I skipped the pockets on all my Isabelle’s as I don’t need them. I’m not running so I don’t need keys or a phone at the gym. Minus the pocket they sew up SO FAST! I can easily make one pair in under two hours. Maybe even one if I focused.
The rise in these are excellent. The back comes up well over my butt and the front is above my belly button. There is no peep show doing squats and the pants stay put during lunges and sprints. Also, the pattern has a gusset so the pants fit nice and flush in the crotch. The seams have a clever design at the inside so no chaffing from seams either.
And, if I’m being honest. I love how my butt looks in this cut. The material helps too. I noticed on the swimwear fabric leggings my butt’s more squishy looking and I have some cottage cheese show through. This material has NO show through of skin texture.
Okay, I’m asked all the time how Isabelle and Coras compare. I don’t know that they do. They both fit the same IMHO, have good rise and require no tweaking from me. It’s the style lines that really set them apart. I think I prefer the Isabelle’s ONLY because they make up faster. Otherwise, you can’t go wrong with either.

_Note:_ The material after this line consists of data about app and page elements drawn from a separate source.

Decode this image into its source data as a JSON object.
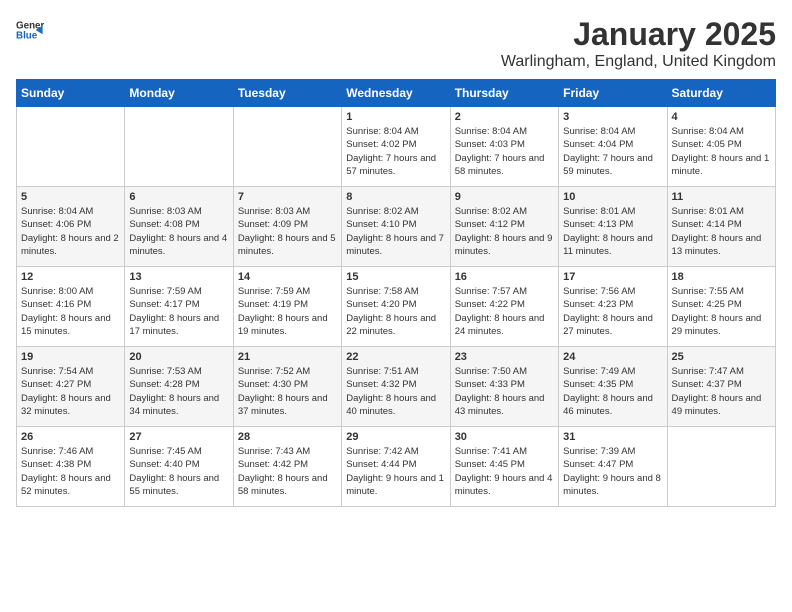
{
  "logo": {
    "general": "General",
    "blue": "Blue"
  },
  "title": "January 2025",
  "subtitle": "Warlingham, England, United Kingdom",
  "days_of_week": [
    "Sunday",
    "Monday",
    "Tuesday",
    "Wednesday",
    "Thursday",
    "Friday",
    "Saturday"
  ],
  "weeks": [
    [
      {
        "day": "",
        "info": ""
      },
      {
        "day": "",
        "info": ""
      },
      {
        "day": "",
        "info": ""
      },
      {
        "day": "1",
        "info": "Sunrise: 8:04 AM\nSunset: 4:02 PM\nDaylight: 7 hours and 57 minutes."
      },
      {
        "day": "2",
        "info": "Sunrise: 8:04 AM\nSunset: 4:03 PM\nDaylight: 7 hours and 58 minutes."
      },
      {
        "day": "3",
        "info": "Sunrise: 8:04 AM\nSunset: 4:04 PM\nDaylight: 7 hours and 59 minutes."
      },
      {
        "day": "4",
        "info": "Sunrise: 8:04 AM\nSunset: 4:05 PM\nDaylight: 8 hours and 1 minute."
      }
    ],
    [
      {
        "day": "5",
        "info": "Sunrise: 8:04 AM\nSunset: 4:06 PM\nDaylight: 8 hours and 2 minutes."
      },
      {
        "day": "6",
        "info": "Sunrise: 8:03 AM\nSunset: 4:08 PM\nDaylight: 8 hours and 4 minutes."
      },
      {
        "day": "7",
        "info": "Sunrise: 8:03 AM\nSunset: 4:09 PM\nDaylight: 8 hours and 5 minutes."
      },
      {
        "day": "8",
        "info": "Sunrise: 8:02 AM\nSunset: 4:10 PM\nDaylight: 8 hours and 7 minutes."
      },
      {
        "day": "9",
        "info": "Sunrise: 8:02 AM\nSunset: 4:12 PM\nDaylight: 8 hours and 9 minutes."
      },
      {
        "day": "10",
        "info": "Sunrise: 8:01 AM\nSunset: 4:13 PM\nDaylight: 8 hours and 11 minutes."
      },
      {
        "day": "11",
        "info": "Sunrise: 8:01 AM\nSunset: 4:14 PM\nDaylight: 8 hours and 13 minutes."
      }
    ],
    [
      {
        "day": "12",
        "info": "Sunrise: 8:00 AM\nSunset: 4:16 PM\nDaylight: 8 hours and 15 minutes."
      },
      {
        "day": "13",
        "info": "Sunrise: 7:59 AM\nSunset: 4:17 PM\nDaylight: 8 hours and 17 minutes."
      },
      {
        "day": "14",
        "info": "Sunrise: 7:59 AM\nSunset: 4:19 PM\nDaylight: 8 hours and 19 minutes."
      },
      {
        "day": "15",
        "info": "Sunrise: 7:58 AM\nSunset: 4:20 PM\nDaylight: 8 hours and 22 minutes."
      },
      {
        "day": "16",
        "info": "Sunrise: 7:57 AM\nSunset: 4:22 PM\nDaylight: 8 hours and 24 minutes."
      },
      {
        "day": "17",
        "info": "Sunrise: 7:56 AM\nSunset: 4:23 PM\nDaylight: 8 hours and 27 minutes."
      },
      {
        "day": "18",
        "info": "Sunrise: 7:55 AM\nSunset: 4:25 PM\nDaylight: 8 hours and 29 minutes."
      }
    ],
    [
      {
        "day": "19",
        "info": "Sunrise: 7:54 AM\nSunset: 4:27 PM\nDaylight: 8 hours and 32 minutes."
      },
      {
        "day": "20",
        "info": "Sunrise: 7:53 AM\nSunset: 4:28 PM\nDaylight: 8 hours and 34 minutes."
      },
      {
        "day": "21",
        "info": "Sunrise: 7:52 AM\nSunset: 4:30 PM\nDaylight: 8 hours and 37 minutes."
      },
      {
        "day": "22",
        "info": "Sunrise: 7:51 AM\nSunset: 4:32 PM\nDaylight: 8 hours and 40 minutes."
      },
      {
        "day": "23",
        "info": "Sunrise: 7:50 AM\nSunset: 4:33 PM\nDaylight: 8 hours and 43 minutes."
      },
      {
        "day": "24",
        "info": "Sunrise: 7:49 AM\nSunset: 4:35 PM\nDaylight: 8 hours and 46 minutes."
      },
      {
        "day": "25",
        "info": "Sunrise: 7:47 AM\nSunset: 4:37 PM\nDaylight: 8 hours and 49 minutes."
      }
    ],
    [
      {
        "day": "26",
        "info": "Sunrise: 7:46 AM\nSunset: 4:38 PM\nDaylight: 8 hours and 52 minutes."
      },
      {
        "day": "27",
        "info": "Sunrise: 7:45 AM\nSunset: 4:40 PM\nDaylight: 8 hours and 55 minutes."
      },
      {
        "day": "28",
        "info": "Sunrise: 7:43 AM\nSunset: 4:42 PM\nDaylight: 8 hours and 58 minutes."
      },
      {
        "day": "29",
        "info": "Sunrise: 7:42 AM\nSunset: 4:44 PM\nDaylight: 9 hours and 1 minute."
      },
      {
        "day": "30",
        "info": "Sunrise: 7:41 AM\nSunset: 4:45 PM\nDaylight: 9 hours and 4 minutes."
      },
      {
        "day": "31",
        "info": "Sunrise: 7:39 AM\nSunset: 4:47 PM\nDaylight: 9 hours and 8 minutes."
      },
      {
        "day": "",
        "info": ""
      }
    ]
  ]
}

For a while I was working out five days a week. But, the repetitive motion from weight lifting wreaked havoc on my tendonitis afflicted right hand. Now after a few months of physical therapy, turmeric, acupuncture and daily hand exercises my grip is generally back and I’m no longer in daily pain. That said, I have to be extremely careful with my hand — particularly my thumb So, I do still work out at the gym. But, down to a few times a week and I always wear my thumb isolating wrist brace to work out and type and ice my hand on the drive home.
So, last year when my friend Stephanie (who I traveled to Bali with) said her son was going to be a bar mitzvah in 2017, I volunteered to sew him a tallit as a test run for Jordan’s eventual prayer shawl.

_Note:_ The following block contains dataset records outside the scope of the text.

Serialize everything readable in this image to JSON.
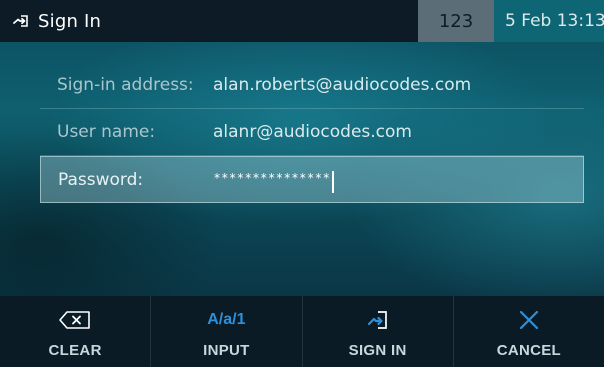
{
  "colors": {
    "accent": "#2f8fd8",
    "topbar_bg": "#0d1b26",
    "badge_bg": "#5b6e77",
    "time_bg": "#0e6675",
    "softbar_bg": "#0a1b26"
  },
  "header": {
    "title_icon": "sign-in-arrow-icon",
    "title": "Sign In",
    "input_mode_badge": "123",
    "datetime": "5 Feb 13:13"
  },
  "form": {
    "fields": [
      {
        "label": "Sign-in address:",
        "value": "alan.roberts@audiocodes.com"
      },
      {
        "label": "User name:",
        "value": "alanr@audiocodes.com"
      },
      {
        "label": "Password:",
        "value": "***************",
        "focused": true
      }
    ]
  },
  "softkeys": [
    {
      "label": "CLEAR",
      "icon": "backspace-icon"
    },
    {
      "label": "INPUT",
      "icon": "input-mode-icon",
      "icon_text": "A/a/1"
    },
    {
      "label": "SIGN IN",
      "icon": "sign-in-arrow-icon"
    },
    {
      "label": "CANCEL",
      "icon": "close-icon"
    }
  ]
}
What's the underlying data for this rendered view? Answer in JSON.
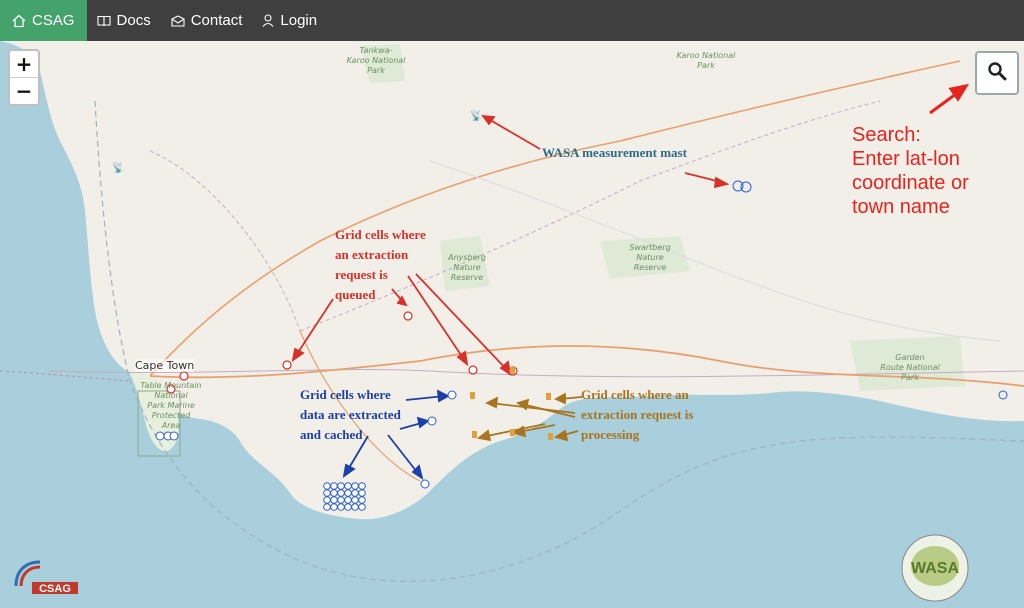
{
  "nav": {
    "brand": "CSAG",
    "items": [
      {
        "label": "Docs",
        "icon": "book-icon"
      },
      {
        "label": "Contact",
        "icon": "envelope-icon"
      },
      {
        "label": "Login",
        "icon": "user-icon"
      }
    ]
  },
  "map": {
    "zoom_in": "+",
    "zoom_out": "−",
    "places": {
      "tankwa": "Tankwa-\nKaroo National\nPark",
      "karoo": "Karoo National\nPark",
      "anysberg": "Anysberg\nNature\nReserve",
      "swartberg": "Swartberg\nNature\nReserve",
      "garden_route": "Garden\nRoute National\nPark",
      "table_mountain": "Table Mountain\nNational\nPark Marine\nProtected\nArea",
      "cape_town": "Cape Town"
    }
  },
  "annotations": {
    "search_hint": "Search:\nEnter lat-lon\ncoordinate or\ntown name",
    "mast": "WASA measurement mast",
    "queued": "Grid cells where\nan extraction\nrequest is\nqueued",
    "cached": "Grid cells where\ndata are extracted\nand cached",
    "processing": "Grid cells where an\nextraction request is\nprocessing"
  },
  "logos": {
    "csag": "CSAG",
    "wasa": "WASA"
  },
  "colors": {
    "nav_bg": "#3f3f3f",
    "brand_bg": "#43a36b",
    "queued": "#d8312a",
    "cached": "#1c3fa8",
    "processing": "#a8741e",
    "mast_label": "#2e6b86",
    "hint": "#e8231d"
  }
}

I suggested Stephanie ask her dad for an old necktie that we could use for the neckband (attarah). We thought it would be a nice way to represent and connect the generations for years to come.

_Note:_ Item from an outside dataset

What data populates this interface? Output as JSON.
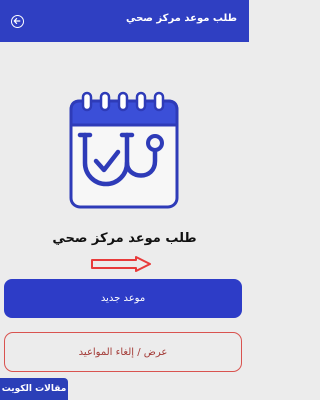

Using that tie Jeannie and I picked out silk dupioni for the color blocking at the prayer shawl while we were in New York before Christmas.Due to my extremely bum hand at the time, Stephanie and her daughter came over and did all the fabric cutting with my guidance. So, all I really had to do was sew!
I’m sorry I don’t have any construction photos. I swore I took a slew of them and even posted on Instagram while in progress. But, I can’t find any of them now. So, this post is more for posterity than instruction!
I used this link for ideas about sizing — bearing in mind he would need to use this as as adult too. And, they are reform so not super observant / religious so it didn’t need to be very long or wide. The main fabric came from my stash. A nice beefy off white wool with a faint plaid pattern. The tie was an all bias, massive PITA to deconstruct and work with. But, the sheen is beautiful and goes well with the silk.
For anyone attempting this project, I used the eyelet template from my Singer buttonholer in the corners. Make interfacing and a walking foot your friend.
Stephanie ordered and tied the corner strings (tzizit) using a YouTube video.
Overall it was a satisfying project. And, I’m glad it helped me be part of such a big occasion for their family. Stephanie and I hope this becomes an heirloom that he will wear on his wedding day and perhaps even pass on to his son.
I wish I had sewn one for Jordan for our wedding! But, it didn’t even occur to me that I could sew one. He borrowed his dad’s for our wedding and isn’t sure where his is from his bar mitzvah. When he goes to services he uses the loaners at the synagogue. We actually have his great-grandather’s prayer shawl framed in our guest room. So, I figure I have another five months before sewing one up for him too.